10 Apr Thriving from Home During COVID-19: How to Be Productive and Maintain Performance
Never in our lives have we collectively faced a challenge like COVID-19. Almost overnight, we have lost our sense of normal. The situation is calling into question our priorities in ways we’ve never thought imaginable. As a result, those of us fortunate enough to work from home find ourselves facing new challenges. We are trying to ensure our loved ones and ourselves stay healthy and safe, whilst still holding down jobs, running businesses, and leading teams. Being productive and maintaining high performance while working from home is no easy feat.
The absence of daily commutes and regular family commitments suggest a newfound abundance of time to hustle, work hard and ‘get things done.’ But the stark reality is that for most of us, productivity and daily fulfillment appear more elusive than ever. This can lead to feelings of depression and despair when newfound expectations are not met.
In the first of three posts created to help you be productive while working at home, Human Performance Expert and Corporate Wellness Consultant Tim Hanway shares his top tips to combat feelings of stress, overwhelm and stagnation. He will help you ‘win the day’ with tips for remaining focused and present, tackling your to-do list, and thriving—not just surviving—during this challenging time.
1. Create a Designated Work-From-Home Workspace
Step one to being more productive while working at home is to create a designated workspace. This might be a whole room, section of the room, or just a desk or table. The most important thing is this is the space where you will ‘be at work’. Keep it clean and tidy, with everything you need close at hand. Ask those that share your space to respect its purpose. Use this as your solo workspace (no working on the couch or in bed), so you can ‘go to work’ and ‘leave work’ every day.
2. Perform a Weekly Time Audit
Start the planning process by getting everything out of your head! Ideally, perform a time-audit at the start of every week to get a sense of what needs to be done. Create separate lists (personal, professional, etc.) and write out everything that needs to get done. No matter how big or small, if it takes time, energy or focus, write it down. From here, organize your ‘to-do’s based upon degrees of urgency and importance by categorizing them into quadrants via the ‘Eisenhower Method.’
3. Choose 15 Tasks For a Productive Week at Home
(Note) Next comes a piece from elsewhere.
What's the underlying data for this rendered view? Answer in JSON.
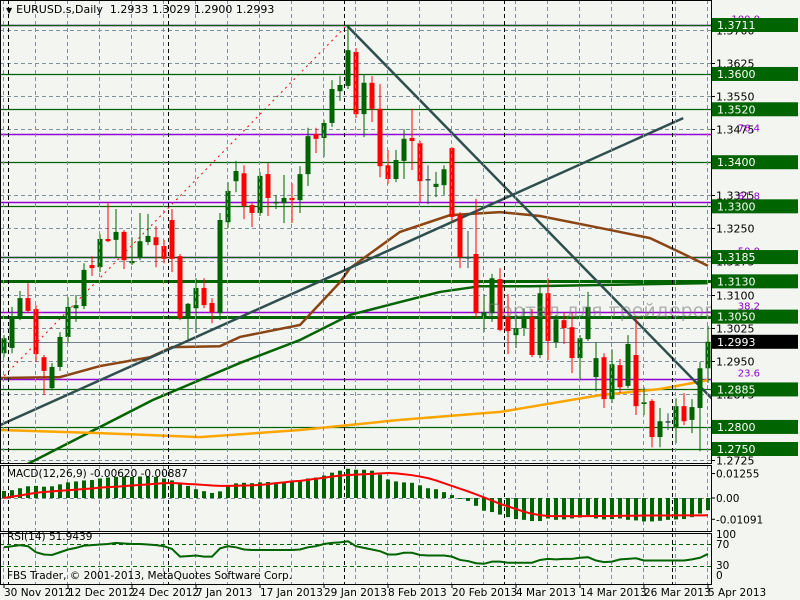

These should be only the most urgent and important items from your list. Everything else can wait! By picking only 15 items for the week, you have to be honest with yourself in terms of what you believe is most important and what you think you can realistically accomplish. Your goal isn’t to get all 15 things done, but rather identify where your time, energy and efforts should be going. The ‘Productivity Planner’ is a great daily planner for doing exactly this or you can use online resources such as Evernote, or even pen and paper.
4. Choose 3-5 Tasks and Your ‘One Thing’ Per Day
Select 3 to 5 tasks from your list of 15 to focus on each day. Your goal is to identify those that create the biggest or most important results. Often these are the tasks that you’re avoiding, make you feel uncomfortable or you just really don’t want to do! From here, your job is to select one of them that serves as your “One Thing.” Popularized by Gary Kelleher, your ‘one thing’ is the item on your shortlist that helps you answer ‘the focusing question.’ According to Kelleher, the ‘focusing question’ is:
What is the one thing I could do today that makes everything else either easier or unnecessary? Furthermore, if this was the one thing I accomplished today, would I be satisfied with my day?
If the answer is ‘yes’ to any one of these questions then this is your ‘one thing!’
5. Be More Productive at Home by Scheduling Your Days and Weeks
Schedule your day around the One Thing, and put this at a time when you’re most focussed and productive. Build the rest of your daily routine around this, including your other work commitments and your routines for health. Decide upon a work schedule that suits your work commitments, and decide upon your working hours for each day. This means you can set expectations of when you are ‘available’ for both your team and your family. And remember, if your schedule changes, you can change it accordingly. One of the key skills we’re learning now is to be flexible, pivot, and thrive in the face of adversity.
Corporate Wellness Consultants Tim and Jennifer Hanway have created a webinar designed to help your business and employees thrive at this challenging time. For more information on how to book this Corporate Wellness workshop or any of our employee wellness workshops please email email@example.com
Read more: Boston based Holistic Nutritionist Jennifer Hanway shares her top tips for how to stay healthy and happy during COVID-19.